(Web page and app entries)

——————

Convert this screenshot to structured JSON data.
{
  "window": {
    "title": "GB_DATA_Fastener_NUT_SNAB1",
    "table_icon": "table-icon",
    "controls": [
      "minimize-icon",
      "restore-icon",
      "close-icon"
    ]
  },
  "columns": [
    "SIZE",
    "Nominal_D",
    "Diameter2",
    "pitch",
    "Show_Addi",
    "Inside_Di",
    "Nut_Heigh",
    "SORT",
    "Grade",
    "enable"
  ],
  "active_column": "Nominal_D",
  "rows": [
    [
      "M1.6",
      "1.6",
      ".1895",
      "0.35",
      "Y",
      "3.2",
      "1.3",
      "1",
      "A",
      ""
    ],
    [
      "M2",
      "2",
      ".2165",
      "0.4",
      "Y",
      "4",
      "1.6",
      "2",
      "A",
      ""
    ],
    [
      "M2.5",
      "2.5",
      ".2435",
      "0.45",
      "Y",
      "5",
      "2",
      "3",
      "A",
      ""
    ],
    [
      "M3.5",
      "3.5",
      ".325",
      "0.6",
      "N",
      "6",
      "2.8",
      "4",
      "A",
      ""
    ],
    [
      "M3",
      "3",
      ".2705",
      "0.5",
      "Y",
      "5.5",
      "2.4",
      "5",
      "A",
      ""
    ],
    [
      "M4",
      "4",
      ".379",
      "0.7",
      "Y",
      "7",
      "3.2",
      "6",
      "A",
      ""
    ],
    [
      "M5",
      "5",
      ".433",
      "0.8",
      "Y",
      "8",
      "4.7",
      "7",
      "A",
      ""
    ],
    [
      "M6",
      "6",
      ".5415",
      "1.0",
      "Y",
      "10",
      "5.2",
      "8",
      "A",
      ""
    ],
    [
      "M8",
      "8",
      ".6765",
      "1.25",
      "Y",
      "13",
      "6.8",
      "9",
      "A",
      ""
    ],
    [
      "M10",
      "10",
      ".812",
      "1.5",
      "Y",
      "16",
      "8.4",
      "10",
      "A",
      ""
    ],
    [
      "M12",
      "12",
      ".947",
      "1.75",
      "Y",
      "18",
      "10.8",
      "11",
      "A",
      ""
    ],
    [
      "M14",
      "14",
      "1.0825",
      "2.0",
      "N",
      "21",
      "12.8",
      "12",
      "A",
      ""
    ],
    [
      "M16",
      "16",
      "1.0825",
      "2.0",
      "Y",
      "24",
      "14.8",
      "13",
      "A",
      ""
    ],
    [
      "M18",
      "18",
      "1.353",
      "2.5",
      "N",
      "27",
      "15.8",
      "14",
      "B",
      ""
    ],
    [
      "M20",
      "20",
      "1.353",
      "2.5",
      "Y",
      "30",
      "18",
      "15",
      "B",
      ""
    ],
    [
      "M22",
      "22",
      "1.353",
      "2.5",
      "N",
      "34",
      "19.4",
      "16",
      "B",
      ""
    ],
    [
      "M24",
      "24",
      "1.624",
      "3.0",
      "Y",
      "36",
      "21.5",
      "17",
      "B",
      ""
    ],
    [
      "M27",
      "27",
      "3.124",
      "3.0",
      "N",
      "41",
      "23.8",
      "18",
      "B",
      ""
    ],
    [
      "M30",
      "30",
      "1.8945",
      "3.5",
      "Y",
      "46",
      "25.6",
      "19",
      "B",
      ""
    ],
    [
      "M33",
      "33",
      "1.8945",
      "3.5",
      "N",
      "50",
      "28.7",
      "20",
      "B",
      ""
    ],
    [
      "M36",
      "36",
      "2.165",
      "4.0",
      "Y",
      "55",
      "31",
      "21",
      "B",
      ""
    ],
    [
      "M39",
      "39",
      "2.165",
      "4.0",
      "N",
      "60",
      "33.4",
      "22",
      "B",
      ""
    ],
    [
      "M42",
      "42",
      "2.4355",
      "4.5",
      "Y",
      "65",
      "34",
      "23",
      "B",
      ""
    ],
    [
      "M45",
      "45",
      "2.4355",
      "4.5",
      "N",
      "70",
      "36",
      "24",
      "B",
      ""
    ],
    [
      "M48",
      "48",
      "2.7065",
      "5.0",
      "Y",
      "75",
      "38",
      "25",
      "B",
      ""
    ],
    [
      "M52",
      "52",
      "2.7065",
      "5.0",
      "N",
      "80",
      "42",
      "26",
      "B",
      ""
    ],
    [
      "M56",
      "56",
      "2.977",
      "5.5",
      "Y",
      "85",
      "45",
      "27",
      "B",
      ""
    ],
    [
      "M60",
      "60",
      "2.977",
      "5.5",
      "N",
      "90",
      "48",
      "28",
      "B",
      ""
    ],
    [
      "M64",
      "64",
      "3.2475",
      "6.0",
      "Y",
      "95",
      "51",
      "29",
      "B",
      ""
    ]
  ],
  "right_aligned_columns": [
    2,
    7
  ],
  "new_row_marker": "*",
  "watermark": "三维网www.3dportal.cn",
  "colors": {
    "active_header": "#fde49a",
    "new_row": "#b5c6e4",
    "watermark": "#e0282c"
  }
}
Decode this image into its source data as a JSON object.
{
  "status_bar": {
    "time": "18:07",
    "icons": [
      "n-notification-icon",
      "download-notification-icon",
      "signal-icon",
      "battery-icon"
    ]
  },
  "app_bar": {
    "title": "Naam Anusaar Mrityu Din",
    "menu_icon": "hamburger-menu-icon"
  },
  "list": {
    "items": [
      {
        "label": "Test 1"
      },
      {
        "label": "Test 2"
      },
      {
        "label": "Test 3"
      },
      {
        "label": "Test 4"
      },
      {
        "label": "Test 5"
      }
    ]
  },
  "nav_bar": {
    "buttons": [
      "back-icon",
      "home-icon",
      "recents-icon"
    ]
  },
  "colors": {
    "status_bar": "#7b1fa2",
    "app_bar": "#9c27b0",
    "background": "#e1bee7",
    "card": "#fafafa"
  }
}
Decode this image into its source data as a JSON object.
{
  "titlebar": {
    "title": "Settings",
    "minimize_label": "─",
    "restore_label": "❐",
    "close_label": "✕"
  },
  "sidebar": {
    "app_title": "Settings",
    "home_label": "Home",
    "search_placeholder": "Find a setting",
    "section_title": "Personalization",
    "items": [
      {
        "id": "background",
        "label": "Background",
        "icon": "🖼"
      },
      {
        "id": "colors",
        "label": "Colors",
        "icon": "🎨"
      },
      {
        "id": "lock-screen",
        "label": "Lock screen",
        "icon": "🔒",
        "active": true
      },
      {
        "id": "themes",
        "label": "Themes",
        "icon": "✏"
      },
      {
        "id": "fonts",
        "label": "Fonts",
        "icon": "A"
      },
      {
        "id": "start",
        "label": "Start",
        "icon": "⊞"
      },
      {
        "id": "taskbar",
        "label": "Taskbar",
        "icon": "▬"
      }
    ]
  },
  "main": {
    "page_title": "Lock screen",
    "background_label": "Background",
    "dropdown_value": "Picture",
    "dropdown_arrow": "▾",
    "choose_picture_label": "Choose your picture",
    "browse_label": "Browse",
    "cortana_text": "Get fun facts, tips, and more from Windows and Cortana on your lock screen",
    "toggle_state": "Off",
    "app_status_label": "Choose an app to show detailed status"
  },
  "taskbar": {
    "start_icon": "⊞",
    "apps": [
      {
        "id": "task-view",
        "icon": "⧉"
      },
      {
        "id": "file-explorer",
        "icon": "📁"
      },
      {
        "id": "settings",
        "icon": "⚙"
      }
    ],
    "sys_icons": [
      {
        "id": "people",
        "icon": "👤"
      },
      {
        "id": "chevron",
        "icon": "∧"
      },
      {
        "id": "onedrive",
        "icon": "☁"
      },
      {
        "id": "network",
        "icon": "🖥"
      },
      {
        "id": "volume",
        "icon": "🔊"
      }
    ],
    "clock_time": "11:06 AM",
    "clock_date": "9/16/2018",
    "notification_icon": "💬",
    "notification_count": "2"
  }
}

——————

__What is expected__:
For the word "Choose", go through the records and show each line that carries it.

__Output of the task__:
    "choose_picture_label": "Choose your picture",
    "app_status_label": "Choose an app to show detailed status"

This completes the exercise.